In the North Hall at DSEI 2019 last week, was a full-scale mock-up of how the Royal Air Force's combat air capability could look in a post-Eurofighter Typhoon world.
Delegates were offered the opportunity to sit in the cockpit of Team Tempest’s concept aircraft, in order to sample how some of the technologies studied during the project could look.
Team Tempest is a co-funded technology initiative with UK industry partners, launched by the RAF Rapid Capabilities Office.
It brings together the UK's world leading industry and sovereign capabilities across future combat air's four key technology areas: advanced combat air systems and integration (BAE Systems); advanced power and propulsion systems (Rolly-Royce); advanced sensors, electronics and avionics (Leonardo); and advanced weapon systems (MBDA).
Surrounding the concept aircraft were current RAF weapons systems, including the Meteor beyond visual range air-to-air missile and the future SPEAR precision land attack weapon. Both weapon systems are manufactured by MBDA who also took the opportunity to showcase some of its concepts for how precision weapons could evolve in the future.
One of the most high profile weapon systems on display was the SPEAR Electronic Warfare (EW) variant, for which MBDA has received a contract from the UK Ministry of Defence for a capability demonstration.
Mike Mew, MBDA UK Director of Sales and Business Development, said: “SPEAR-EW is a revolutionary new capability that, alongside the existing SPEAR3 weapon, marks a fundamental change in the ability of friendly air forces to conduct their missions despite the presence of enemy air defences. Our vision for SPEAR is to create a swarm of networked weapons able to saturate and neutralise the most sophisticated air defences.”
The core of SPEAR-EW’s payload is Leonardo’s advanced, miniaturised Digital Radio Frequency Memory (DRFM) technology, which MBDA says offers the most advanced and future-proof electronic jamming and deception available on the market today. MBDA engineer Alex Bowyer said SPEAR EW is designed to give the RAF the capability to have stand-off jamming and decoy in an airframe.
MBDA will assess how air combat will be fought in the future with its feedback used in the Team Tempest venture.

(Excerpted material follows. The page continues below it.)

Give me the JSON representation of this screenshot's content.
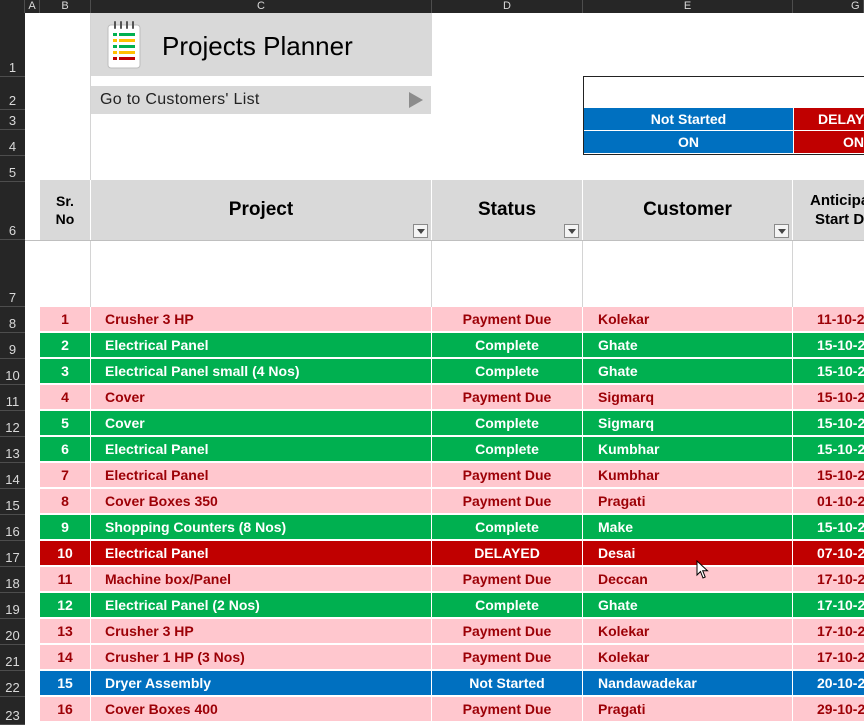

Also on display was a mock-up of a stand-off cruise missile with both super and sub-sonic variants, with the latter optimised for stealth missions. Though not targeted at any particular requirement, these weapon systems come at a time when the number of missiles with stealth and/or high-speed attributes is increasing.
As part of its studies into the evolution of air warfare, MBDA also showcased a concept for micro missiles, one for air-to-air mode to give combat aircraft a kinetic capability to enhance survivability in hostile environments, while an air-to-ground variant would provide a precision method of striking targets with little or no armour, such as 4x4 vehicles. Also featured on MBDA’s stand was the proposed ‘glide’ variant of the SPEAR.